apikey The API Key of the box owner.
next The URL to which users will be redirected once the files have been uploaded. A filePath value containing the upload file’s name is added to the settings hash, accessible via scraperwiki.readSettings().

You will often use the file upload endpoint as the action attribute of a web form, like so:

<!-- in /http/index.html -->
<script src=""></script>
<script src=""></script>
<form id="up" action="../../file/" method="POST" enctype="multipart/form-data">
  <input type="file" name="file" size="80" id="file">
  <input type="hidden" name="apikey" id="apikey">
  <input type="hidden" name="next" id="next">
  <input type="submit" value="Upload now!">
  settings = scraperwiki.readSettings()
  $('#next').val(window.location.pathname + 'done.html' + window.location.hash)

The uploaded file will be put in the /home/incoming/ directory.

Dataset status API

QuickCode can be informed of the status of your datasets (for example, when they last ran, and whether they encountered errors). You can register the status of your dataset by making a HTTP POST request, from within the box, to The dataset status will be shown on the QuickCode website, in users' dataset lists.

POST parameter Description
type Your dataset’s status. Should either be ok or error.
message [optional] An optional description, such as Scraped 24 new tweets or Invalid password. If not specified, the QuickCode website instead shows "Refreshed" or "Error" followed by how long ago the status was updated.

When you POST to the status API, the tools that are related to that dataset will have their "update" hook executed. This is located in the tool/hooks directory and should be made executable, e.g. chmod +x tool/hooks/update

This API requires no publish_token or apikey because it automatically detects the credentials of the box from which it’s called. Magic!

The endpoint returns an object with a single success key on success, or an error key on errors.

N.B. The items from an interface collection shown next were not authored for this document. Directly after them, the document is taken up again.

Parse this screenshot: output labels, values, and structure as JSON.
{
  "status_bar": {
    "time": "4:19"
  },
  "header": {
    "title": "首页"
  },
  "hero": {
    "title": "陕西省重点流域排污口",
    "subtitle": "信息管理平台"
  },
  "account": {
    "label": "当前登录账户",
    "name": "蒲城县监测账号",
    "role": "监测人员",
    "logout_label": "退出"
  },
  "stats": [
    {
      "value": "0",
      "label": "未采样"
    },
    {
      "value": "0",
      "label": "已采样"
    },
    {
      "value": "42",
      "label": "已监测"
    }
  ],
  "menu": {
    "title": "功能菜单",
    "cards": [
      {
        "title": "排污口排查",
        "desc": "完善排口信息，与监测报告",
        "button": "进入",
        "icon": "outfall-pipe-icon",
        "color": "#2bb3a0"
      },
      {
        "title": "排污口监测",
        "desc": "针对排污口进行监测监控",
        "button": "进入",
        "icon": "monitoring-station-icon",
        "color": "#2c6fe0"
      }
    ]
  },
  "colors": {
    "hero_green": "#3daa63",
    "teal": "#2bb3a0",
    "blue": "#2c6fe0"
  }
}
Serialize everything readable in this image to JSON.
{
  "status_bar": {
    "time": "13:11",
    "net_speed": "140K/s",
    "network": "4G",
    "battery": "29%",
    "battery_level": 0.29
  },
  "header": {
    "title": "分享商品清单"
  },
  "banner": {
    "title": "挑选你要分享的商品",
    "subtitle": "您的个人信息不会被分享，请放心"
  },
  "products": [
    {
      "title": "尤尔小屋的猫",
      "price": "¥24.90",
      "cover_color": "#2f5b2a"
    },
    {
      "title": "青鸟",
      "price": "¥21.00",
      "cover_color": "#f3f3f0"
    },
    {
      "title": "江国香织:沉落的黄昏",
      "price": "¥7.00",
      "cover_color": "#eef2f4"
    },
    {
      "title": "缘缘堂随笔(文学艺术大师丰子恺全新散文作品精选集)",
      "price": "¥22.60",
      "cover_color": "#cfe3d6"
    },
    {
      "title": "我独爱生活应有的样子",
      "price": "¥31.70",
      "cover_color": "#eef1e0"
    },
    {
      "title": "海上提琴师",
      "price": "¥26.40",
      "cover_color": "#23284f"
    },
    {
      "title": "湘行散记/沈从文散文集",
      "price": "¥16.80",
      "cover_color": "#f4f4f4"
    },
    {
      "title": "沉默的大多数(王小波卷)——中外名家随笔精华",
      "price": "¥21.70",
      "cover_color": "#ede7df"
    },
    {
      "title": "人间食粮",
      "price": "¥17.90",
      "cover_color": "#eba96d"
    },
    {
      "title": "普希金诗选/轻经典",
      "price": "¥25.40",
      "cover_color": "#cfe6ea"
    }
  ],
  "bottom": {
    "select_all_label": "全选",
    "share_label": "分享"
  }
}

Here’s some example code in Python, calling the endpoint.

scraperwiki.status('error', 'Source website broken')